Do MPs become richer in office? Sure they do. Statistics show that the average assets of 304 MPs who contested in 2004 and then re-contested last year grew 300%. And, yes, we're only talking about declared assets here. But then, we can't complain. We are the ones who vote for the rich. Over 33% of those with assets above Rs 5 crore won the last elections while 99.5% of those with assets below Rs 10 lakhs lost! Apart from West Bengal and the North East, every other state voted for crorepati MPs. Haryana grabbed first place with its average MP worth Rs 18 crore. Andhra is not far behind at 16.
But no, this is not enough for our MPs. It's not enough that they are rich, infinitely richer than those who they represent, and every term makes them even richer. It's not enough that they openly perpetuate their families in power.

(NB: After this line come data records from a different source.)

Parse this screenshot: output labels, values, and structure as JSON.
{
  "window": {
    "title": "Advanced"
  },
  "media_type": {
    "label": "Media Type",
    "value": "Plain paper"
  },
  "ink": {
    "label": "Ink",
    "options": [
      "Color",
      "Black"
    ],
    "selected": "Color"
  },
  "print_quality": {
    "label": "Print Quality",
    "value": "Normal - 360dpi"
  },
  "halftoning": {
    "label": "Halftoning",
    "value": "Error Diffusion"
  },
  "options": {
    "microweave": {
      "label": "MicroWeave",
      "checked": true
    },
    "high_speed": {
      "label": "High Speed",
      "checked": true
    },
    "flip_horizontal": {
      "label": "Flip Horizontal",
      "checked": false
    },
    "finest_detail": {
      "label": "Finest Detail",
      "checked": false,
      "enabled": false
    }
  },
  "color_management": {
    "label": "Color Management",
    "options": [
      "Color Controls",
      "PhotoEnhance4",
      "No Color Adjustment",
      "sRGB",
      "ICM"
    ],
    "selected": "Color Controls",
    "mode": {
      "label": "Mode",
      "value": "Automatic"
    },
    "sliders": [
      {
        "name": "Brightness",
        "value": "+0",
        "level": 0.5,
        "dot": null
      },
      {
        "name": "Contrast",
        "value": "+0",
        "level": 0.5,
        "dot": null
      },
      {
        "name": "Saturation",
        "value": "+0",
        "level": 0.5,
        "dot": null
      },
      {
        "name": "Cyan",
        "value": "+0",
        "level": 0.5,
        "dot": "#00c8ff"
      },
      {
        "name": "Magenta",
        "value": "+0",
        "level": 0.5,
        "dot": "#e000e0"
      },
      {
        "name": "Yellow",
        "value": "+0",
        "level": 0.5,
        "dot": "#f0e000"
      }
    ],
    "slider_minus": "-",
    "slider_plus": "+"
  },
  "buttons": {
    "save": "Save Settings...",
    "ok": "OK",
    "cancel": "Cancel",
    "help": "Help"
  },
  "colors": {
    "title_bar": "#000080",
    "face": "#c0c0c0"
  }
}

It's not enough that all their vulgar indulgences and more are paid for by you and me through back breaking taxes. It's not enough that the number of days they actually work in Parliament are barely 60 in a year. The rest of the time goes in squabbling and ranting. Now they want a 500% pay hike and perquisites quadrupled. The Government, to buy peace, has already agreed to a 300% raise but that's not good enough for our MPs. They want more, much more.
And no, I'm not even mentioning that 150 MPs elected last year have criminal cases against them, with 73 serious, very serious cases ranging from rape to murder. Do you really think these people deserve to earn 104 times what the average Indian earns?
MPs in general are rich, endowed by flourishing business interests or hereditary handovers. The Association for Democratic Reforms, an NGO that works towards strengthening democracy and governance, says there are 315 crorepatis — persons whose net worth exceeds Rs 1 crore — in the 543-member Lok Sabha. Further, the average asset holding of the members of the Lower House is Rs 5.33 crore. Mind you, this is just the calculation based on disclosed assets, which are often not exhaustive —or even, the colour of the majority of assets — that MPs own. Whatever the party or state, barring some exceptions, the prevalence of wealth among MPs is universal.A report in Economic Times. Here
Of the 543 MPs in Lok Sabha 2009, 315 — or 58% — are crorepatis. This is nearly double the crorepatis in the 2004 batch. Further, the average declared assets of an MP in Lok Sabha 2009 is 186% higher than the 2004 average.